■ **What you should do**: Each line of the entries that mentions the string "title" needs to be reported.

=-=-=

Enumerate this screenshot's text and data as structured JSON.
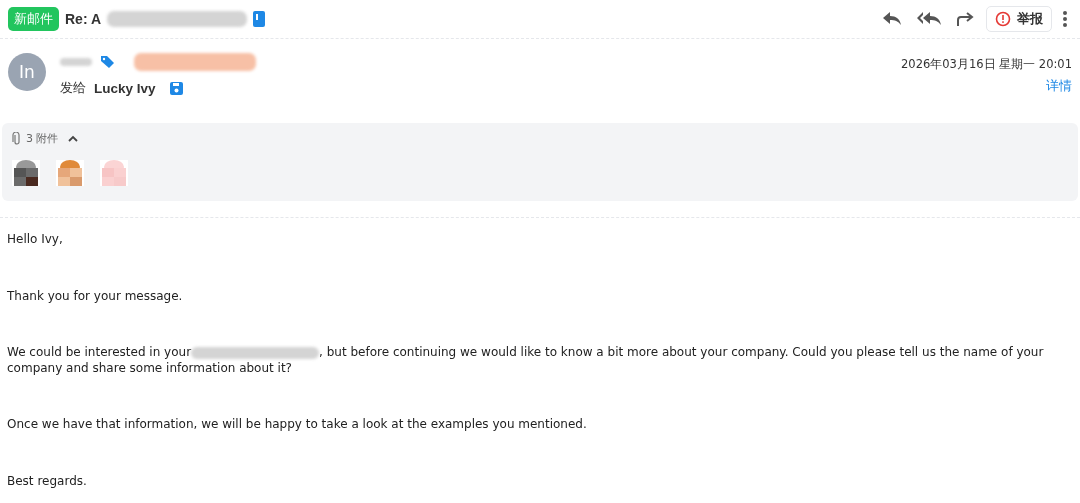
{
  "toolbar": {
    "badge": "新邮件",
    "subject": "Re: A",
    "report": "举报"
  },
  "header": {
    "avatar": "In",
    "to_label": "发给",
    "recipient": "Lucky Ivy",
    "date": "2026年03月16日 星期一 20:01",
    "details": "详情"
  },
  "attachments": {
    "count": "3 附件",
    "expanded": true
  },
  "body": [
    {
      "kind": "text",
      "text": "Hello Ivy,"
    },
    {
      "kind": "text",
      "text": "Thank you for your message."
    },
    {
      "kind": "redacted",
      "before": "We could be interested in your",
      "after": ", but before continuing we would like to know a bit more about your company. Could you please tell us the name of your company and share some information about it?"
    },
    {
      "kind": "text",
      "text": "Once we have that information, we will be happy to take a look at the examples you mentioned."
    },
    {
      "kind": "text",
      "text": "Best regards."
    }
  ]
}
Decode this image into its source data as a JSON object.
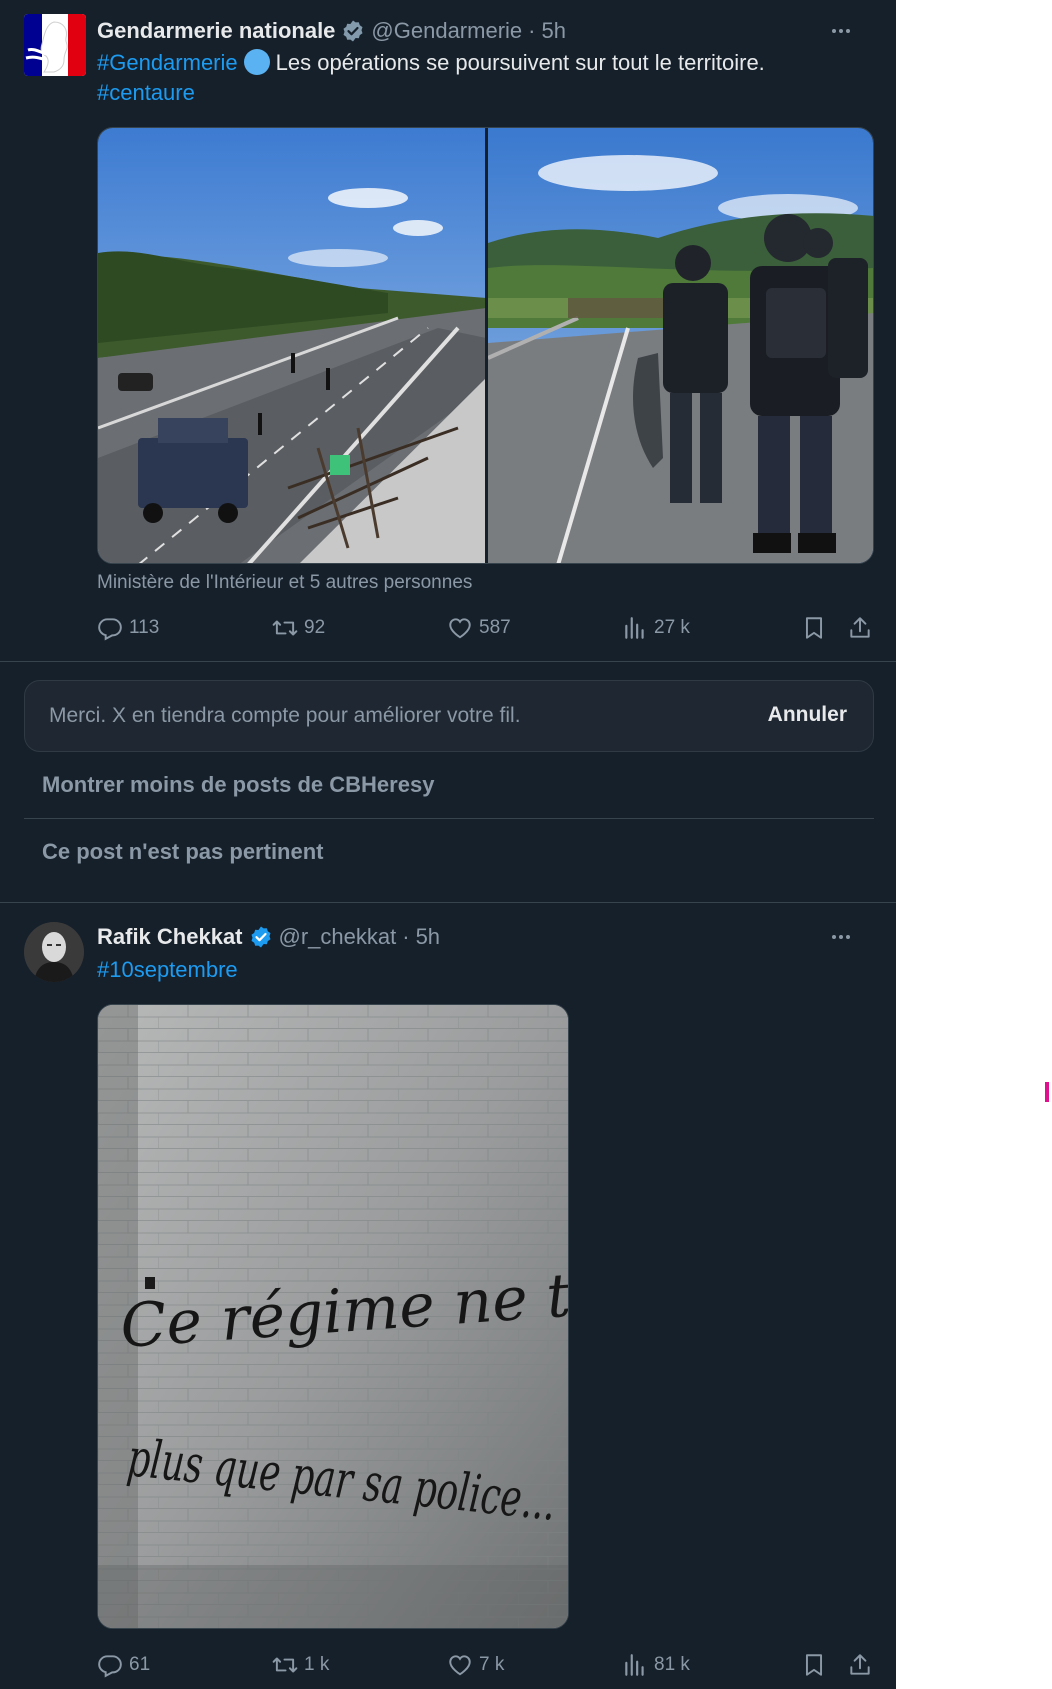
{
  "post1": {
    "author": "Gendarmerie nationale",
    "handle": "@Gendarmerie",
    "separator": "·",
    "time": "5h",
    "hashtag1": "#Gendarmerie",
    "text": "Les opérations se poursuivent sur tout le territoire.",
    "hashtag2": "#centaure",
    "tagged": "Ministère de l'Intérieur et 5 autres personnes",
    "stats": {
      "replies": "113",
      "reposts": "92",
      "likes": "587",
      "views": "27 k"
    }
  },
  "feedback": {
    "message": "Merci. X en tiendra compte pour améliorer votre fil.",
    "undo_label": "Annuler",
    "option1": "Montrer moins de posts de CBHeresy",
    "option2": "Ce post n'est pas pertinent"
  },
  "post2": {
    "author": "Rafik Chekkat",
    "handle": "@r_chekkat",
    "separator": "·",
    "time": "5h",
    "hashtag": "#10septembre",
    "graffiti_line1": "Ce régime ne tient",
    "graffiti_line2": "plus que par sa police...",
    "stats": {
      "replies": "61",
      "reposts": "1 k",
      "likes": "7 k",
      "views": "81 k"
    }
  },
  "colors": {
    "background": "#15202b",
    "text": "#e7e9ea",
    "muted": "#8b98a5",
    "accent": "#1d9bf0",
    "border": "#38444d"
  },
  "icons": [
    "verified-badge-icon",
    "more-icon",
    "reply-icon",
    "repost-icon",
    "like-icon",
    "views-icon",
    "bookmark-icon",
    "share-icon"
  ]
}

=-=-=

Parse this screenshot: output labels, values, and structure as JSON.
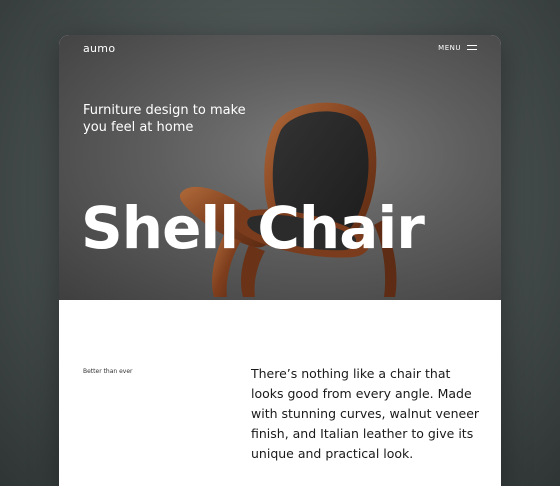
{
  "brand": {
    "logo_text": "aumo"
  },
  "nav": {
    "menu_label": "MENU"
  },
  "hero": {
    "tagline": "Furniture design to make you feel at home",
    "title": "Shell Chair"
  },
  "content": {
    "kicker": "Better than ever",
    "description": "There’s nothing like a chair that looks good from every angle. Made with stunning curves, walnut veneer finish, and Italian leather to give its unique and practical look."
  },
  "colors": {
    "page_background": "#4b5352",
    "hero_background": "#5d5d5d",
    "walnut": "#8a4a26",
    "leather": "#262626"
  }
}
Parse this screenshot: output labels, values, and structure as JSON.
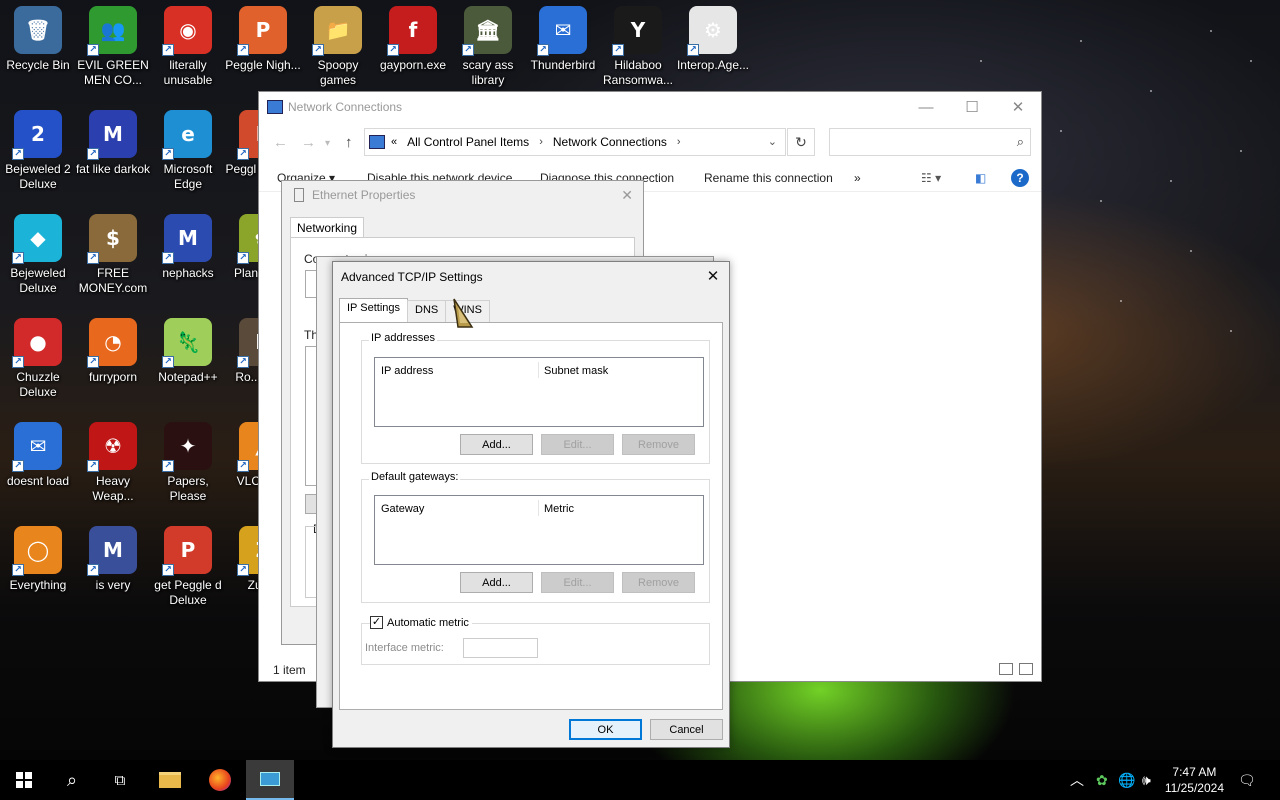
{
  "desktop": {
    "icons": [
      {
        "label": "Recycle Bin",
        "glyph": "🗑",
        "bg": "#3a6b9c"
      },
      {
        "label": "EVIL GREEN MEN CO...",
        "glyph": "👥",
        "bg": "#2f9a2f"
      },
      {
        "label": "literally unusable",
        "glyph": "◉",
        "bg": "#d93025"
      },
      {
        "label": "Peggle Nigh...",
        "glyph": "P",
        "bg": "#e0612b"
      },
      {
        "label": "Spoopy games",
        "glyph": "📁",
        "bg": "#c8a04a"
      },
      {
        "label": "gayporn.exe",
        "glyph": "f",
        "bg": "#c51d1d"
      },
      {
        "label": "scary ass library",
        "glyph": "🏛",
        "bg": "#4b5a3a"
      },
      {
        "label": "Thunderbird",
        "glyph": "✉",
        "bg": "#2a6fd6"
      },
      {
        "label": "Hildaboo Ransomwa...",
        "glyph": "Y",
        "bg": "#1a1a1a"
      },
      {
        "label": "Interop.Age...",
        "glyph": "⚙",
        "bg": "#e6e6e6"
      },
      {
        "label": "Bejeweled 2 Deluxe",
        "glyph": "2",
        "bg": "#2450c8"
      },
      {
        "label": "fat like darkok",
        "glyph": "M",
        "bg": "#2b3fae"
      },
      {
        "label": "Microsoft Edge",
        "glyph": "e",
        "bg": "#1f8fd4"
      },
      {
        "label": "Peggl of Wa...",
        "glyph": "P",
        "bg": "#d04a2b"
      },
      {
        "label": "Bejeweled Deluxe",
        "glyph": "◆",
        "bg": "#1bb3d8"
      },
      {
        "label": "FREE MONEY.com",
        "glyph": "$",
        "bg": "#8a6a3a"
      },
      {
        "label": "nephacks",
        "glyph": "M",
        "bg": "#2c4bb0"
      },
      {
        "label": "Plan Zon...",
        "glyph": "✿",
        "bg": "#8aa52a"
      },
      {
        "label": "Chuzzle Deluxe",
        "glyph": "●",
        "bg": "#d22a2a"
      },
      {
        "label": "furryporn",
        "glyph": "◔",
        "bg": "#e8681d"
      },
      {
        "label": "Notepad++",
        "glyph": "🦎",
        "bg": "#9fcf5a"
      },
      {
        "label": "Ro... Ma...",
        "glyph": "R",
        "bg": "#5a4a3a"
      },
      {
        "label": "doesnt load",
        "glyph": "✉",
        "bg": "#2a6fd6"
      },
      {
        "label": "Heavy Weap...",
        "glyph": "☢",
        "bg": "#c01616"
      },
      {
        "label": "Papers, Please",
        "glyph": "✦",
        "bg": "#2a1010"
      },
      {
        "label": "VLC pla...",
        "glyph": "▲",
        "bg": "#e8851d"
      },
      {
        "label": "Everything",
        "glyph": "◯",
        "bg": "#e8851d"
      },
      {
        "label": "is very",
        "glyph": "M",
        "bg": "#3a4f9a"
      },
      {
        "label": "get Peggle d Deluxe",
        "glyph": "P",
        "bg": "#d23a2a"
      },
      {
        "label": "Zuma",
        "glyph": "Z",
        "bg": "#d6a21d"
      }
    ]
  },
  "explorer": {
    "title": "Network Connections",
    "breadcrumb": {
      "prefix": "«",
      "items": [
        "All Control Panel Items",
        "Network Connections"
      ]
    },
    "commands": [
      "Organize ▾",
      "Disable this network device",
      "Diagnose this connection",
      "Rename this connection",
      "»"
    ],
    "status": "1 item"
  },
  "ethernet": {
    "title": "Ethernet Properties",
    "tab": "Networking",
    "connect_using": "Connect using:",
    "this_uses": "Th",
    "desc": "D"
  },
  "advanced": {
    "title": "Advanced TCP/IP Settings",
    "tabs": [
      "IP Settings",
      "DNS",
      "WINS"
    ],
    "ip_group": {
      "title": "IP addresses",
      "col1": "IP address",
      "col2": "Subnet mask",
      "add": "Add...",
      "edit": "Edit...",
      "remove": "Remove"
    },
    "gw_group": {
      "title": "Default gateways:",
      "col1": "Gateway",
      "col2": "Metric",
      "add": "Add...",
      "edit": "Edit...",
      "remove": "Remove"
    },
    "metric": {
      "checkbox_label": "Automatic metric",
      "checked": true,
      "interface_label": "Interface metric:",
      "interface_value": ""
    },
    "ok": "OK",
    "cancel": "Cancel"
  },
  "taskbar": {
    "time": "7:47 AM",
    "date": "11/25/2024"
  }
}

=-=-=

■ **Answer space**:
    "title": "Shell Chair"
    "title": "Network Connections",
    "title": "Ethernet Properties",
    "title": "Advanced TCP/IP Settings",
      "title": "IP addresses",
      "title": "Default gateways:",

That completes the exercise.